Swept around the first major bend, past a creek emptying fresh, tea-coloured flooplain water into the muddy river. And came to a sudden grinding halt. We had hit mud.
Revved the engine violently a few times to no avail. Found the "oars" and they were tiny and useless, one-hand jobs that you had to lean halfway out of the boat to use. We were stuck, and the boat was heavy, very heavy.
3 large, powerful boats with fishing guides and their clients came sweeping around the bend. And kept on going, past us. One signalled that the deep water was well over to the left. Thanks, that's a lot of help.
A croc, about 14 foot long (which is about 7 foot beyond "maneater" status for the uninitiated) surfaced in the mouth of the creek, looked us over, and powered through the water towards us. About 10 metres away he turned and took up a position where he could watch us, Crocs are opportunistic feeders; one of us might crack and try to wade to the shore and he'd be in business.
Another guide boat roared around the corner. He was also going to ignore us, however he didn't go wide enough and rammed into the mud, scaring the croc underwater. He revved hard sending a useless stream of mud into the air. Imagine how the prize cock would have felt; in front of his clients he was blatantly going to ignore us, only to hit mud himself - a supposed expert on the river!
Twice the cock, because the next guide boat to round the bend came to his rescue.

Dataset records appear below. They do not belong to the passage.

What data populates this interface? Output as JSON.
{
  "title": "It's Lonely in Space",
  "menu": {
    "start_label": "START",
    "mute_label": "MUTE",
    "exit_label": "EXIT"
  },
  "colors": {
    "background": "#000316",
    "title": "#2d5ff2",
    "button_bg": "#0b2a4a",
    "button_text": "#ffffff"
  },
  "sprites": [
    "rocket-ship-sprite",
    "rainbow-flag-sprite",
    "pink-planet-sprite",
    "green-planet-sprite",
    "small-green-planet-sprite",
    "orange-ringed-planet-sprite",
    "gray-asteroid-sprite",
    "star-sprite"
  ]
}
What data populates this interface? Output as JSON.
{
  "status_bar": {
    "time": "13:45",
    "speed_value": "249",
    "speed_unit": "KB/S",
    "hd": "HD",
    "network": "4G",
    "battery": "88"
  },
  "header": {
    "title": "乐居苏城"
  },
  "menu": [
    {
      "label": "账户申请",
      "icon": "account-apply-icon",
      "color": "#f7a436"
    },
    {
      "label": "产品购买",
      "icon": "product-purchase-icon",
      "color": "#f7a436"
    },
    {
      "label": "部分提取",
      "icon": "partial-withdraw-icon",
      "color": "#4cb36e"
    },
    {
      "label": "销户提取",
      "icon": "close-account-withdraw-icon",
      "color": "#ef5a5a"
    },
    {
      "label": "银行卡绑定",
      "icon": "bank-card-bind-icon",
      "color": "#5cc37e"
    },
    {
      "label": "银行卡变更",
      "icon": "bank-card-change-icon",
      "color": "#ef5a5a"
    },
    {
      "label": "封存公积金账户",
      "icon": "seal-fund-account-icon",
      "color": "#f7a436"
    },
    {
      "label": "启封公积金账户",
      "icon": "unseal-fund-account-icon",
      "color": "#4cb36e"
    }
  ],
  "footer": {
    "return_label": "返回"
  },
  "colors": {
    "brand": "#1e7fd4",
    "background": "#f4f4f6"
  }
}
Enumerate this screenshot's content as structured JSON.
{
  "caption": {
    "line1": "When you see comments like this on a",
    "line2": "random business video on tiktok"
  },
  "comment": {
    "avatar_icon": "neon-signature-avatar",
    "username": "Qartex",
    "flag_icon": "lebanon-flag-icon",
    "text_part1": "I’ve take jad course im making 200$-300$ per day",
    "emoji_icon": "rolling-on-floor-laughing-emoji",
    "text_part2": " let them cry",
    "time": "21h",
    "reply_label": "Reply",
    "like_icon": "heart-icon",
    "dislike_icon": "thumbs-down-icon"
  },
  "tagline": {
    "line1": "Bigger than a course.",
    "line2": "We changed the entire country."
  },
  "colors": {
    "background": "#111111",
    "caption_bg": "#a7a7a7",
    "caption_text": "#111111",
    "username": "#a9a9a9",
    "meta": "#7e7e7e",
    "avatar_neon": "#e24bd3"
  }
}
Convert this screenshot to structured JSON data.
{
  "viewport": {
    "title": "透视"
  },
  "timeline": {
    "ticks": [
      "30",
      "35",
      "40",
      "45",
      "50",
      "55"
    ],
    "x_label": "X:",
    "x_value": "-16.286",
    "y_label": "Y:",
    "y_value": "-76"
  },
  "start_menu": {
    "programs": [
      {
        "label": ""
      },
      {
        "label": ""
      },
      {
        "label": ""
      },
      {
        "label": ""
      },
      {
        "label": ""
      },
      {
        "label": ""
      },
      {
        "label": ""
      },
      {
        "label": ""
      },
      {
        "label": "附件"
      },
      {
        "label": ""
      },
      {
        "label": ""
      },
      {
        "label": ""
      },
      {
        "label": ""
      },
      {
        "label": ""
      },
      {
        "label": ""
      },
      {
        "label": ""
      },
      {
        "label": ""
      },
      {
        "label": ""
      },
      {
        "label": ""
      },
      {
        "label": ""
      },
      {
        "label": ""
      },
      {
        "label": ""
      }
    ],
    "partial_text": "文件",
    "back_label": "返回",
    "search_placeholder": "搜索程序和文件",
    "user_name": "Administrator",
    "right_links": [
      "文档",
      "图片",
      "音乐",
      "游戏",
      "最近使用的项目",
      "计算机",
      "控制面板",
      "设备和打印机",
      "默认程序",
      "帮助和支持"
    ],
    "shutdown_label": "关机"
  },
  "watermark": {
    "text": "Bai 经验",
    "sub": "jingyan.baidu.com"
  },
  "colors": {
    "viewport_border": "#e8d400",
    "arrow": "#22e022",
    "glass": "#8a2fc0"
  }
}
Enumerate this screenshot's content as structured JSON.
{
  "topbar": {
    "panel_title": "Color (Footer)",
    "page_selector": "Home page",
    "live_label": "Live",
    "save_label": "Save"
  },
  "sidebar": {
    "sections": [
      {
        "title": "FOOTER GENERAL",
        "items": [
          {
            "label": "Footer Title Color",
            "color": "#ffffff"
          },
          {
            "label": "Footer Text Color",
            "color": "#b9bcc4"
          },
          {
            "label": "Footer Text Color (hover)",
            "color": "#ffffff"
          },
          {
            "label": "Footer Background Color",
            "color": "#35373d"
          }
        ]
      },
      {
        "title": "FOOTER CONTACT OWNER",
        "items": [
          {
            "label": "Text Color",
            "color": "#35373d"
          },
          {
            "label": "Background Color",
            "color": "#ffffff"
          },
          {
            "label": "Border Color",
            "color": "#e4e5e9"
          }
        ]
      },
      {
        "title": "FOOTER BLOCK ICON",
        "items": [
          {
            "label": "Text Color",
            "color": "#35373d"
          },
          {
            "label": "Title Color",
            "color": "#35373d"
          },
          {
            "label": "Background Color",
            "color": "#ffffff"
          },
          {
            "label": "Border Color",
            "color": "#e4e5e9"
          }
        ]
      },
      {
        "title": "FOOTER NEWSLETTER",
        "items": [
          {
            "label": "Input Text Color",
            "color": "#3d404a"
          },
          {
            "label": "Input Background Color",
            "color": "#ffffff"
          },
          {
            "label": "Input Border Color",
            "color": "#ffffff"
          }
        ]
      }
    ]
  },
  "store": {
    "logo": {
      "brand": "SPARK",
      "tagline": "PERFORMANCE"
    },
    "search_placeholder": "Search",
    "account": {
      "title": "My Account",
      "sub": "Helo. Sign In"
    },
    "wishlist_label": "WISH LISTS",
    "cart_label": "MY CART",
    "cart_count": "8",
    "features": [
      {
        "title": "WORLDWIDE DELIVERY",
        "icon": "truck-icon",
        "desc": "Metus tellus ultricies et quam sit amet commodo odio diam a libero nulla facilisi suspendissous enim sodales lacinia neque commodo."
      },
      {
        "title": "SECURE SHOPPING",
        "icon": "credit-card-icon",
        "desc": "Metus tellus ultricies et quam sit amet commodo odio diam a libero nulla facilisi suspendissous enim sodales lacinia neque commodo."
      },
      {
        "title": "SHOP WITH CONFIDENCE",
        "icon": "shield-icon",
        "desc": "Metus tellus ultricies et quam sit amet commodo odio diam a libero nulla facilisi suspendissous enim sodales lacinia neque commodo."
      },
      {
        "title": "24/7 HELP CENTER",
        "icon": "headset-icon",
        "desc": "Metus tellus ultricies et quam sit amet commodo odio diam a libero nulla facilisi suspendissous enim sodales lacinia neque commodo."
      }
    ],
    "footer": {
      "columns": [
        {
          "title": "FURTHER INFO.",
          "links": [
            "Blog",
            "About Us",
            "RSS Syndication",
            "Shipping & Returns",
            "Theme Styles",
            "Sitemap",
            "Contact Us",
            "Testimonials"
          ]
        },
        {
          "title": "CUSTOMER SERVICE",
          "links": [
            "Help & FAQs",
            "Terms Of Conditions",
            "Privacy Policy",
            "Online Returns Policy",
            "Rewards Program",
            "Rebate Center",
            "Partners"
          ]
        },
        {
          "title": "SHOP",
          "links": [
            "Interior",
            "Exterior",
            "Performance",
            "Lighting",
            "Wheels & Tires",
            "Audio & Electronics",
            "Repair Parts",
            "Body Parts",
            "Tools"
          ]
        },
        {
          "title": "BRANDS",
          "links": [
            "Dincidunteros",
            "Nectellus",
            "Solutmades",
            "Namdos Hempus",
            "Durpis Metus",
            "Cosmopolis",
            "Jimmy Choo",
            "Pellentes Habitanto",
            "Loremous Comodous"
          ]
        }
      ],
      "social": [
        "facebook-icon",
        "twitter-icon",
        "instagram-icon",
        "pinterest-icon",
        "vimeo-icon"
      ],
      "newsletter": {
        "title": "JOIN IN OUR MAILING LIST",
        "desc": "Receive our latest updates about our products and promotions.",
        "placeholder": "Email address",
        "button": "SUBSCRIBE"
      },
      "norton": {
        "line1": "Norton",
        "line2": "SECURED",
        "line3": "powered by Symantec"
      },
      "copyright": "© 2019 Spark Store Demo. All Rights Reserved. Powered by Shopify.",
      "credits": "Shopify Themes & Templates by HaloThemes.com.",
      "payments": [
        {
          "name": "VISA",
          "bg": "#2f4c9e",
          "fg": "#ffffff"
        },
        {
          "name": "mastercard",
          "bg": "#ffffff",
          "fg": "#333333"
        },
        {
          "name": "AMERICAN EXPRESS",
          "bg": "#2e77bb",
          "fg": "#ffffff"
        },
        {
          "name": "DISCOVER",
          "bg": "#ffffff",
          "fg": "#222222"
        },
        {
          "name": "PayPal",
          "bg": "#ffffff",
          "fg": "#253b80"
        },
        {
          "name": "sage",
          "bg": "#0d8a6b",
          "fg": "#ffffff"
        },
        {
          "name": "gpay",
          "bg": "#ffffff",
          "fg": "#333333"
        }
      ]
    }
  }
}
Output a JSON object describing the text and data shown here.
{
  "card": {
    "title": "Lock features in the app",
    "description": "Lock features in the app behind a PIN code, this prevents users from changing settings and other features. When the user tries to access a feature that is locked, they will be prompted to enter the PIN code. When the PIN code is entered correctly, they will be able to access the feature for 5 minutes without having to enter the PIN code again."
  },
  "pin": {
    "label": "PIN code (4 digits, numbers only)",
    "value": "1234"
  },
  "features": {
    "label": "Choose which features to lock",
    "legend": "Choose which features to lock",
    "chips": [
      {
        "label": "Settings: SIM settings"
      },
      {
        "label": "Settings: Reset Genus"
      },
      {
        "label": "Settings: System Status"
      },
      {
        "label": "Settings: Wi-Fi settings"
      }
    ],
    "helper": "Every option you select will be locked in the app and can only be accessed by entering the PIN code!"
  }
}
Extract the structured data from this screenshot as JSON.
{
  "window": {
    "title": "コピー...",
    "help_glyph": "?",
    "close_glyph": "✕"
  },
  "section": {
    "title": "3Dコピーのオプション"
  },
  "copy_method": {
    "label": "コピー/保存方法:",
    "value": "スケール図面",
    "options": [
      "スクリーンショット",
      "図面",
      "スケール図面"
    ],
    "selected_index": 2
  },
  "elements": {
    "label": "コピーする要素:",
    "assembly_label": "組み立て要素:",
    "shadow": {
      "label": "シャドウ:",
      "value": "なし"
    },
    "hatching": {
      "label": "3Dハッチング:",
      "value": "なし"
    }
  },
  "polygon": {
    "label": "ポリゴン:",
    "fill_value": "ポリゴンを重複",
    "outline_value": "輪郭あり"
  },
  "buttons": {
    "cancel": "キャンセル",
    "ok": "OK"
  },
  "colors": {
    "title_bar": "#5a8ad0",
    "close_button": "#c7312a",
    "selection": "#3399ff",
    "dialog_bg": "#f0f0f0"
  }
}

And then to ours. He lobbed us a fishing line, we attached it to our anchor rope, and he'd hauled us off in moments.
Darren of Darren's fishing safaris. Karma may well exist, because he and his crew caught 14 fish that day. Later I found out that most of his clients go back year after year, and they come from around Australia and the world, so he must do something right.
So we headed off downstream, cast a few lures into likely looking spots. Felt a couple of potential hits, maybe mudbanks, maybe small barra half-heartedly hunting, nothing more. Suddenly an argument started about the fuel. My dad and beloved both thought it was running out quickly, I thought that had to be impossible because we had a large boat, designed to go all the way to the sea, and a full tank. I looked, and kept looking, and became persuaded. 3 hours into a full day's hire and we turned around. And chugged for the next 2 hours, trying to save what was left. It kept getting lower, as if it had sprung a leak we couldn't see, until the engine coughed and gave up.
We lobbed the anchor into the mud, middle of nowhere, and sat on the boat, me fishing, wifey stressing, dad wandering through the mangroves braving crocs and mudcrabs so he could take a crap. He startled a small croc which leapt into the water a couple of metres from the boat.
Just then a small boat rounded the corner. Thankfully they weren't barra guides, in fact they were Victorians. Must be a reason I've adopted this state as my home. They stopped, but couldn't sell us any fuel because our engines were incompatible. So they towed us, all the way home, in rain- nice rain, I must add, cooling down the 30 plus early arvo heat. Champions.
The "Point Stuart Wilderness Lodge" were apologetic at first, but then only offered a part discount on the next day's hire, as opposed to the obvious refund we deserved. Not a bad place in many respects, but that really grated.
Still, we made the most of the next day, and in a backwater between two stong currents under a small barrage in the floodplains, right where I expected one to be, a small but fiesty barra attacked my lure. He took two big head-shaking leaps out of the water and nearly escaped, then I got him up to the bank. I knew he wasn't a keeper, he was under half a metre, so I drew him up gently onto a grassy patch. Lifted him slowly up for a photo- sorry, still getting developed. Then I held the shaft of the hook with pliers and drew it out, taking care not to catch the barb or damage any tendons.
He knew he was free immediately, and started flipping hard down the mudback, at the same time, and I'm sure he knew what he was doing, accurately spraying mud all over my face, glasses and shirt. Barra's revenge!
A good trip despite a bad day. I was reminded why I left the NT. As they often say of Queensland, it's God's country, but shame he chose to fill it with Queenslanders.
mabellonghetti: Tina Aumont photographed by Jean-Jacques... - mabellonghetti: Tina Aumont photographed by Jean-Jacques Lapeyronnie, 1978
3 hours ago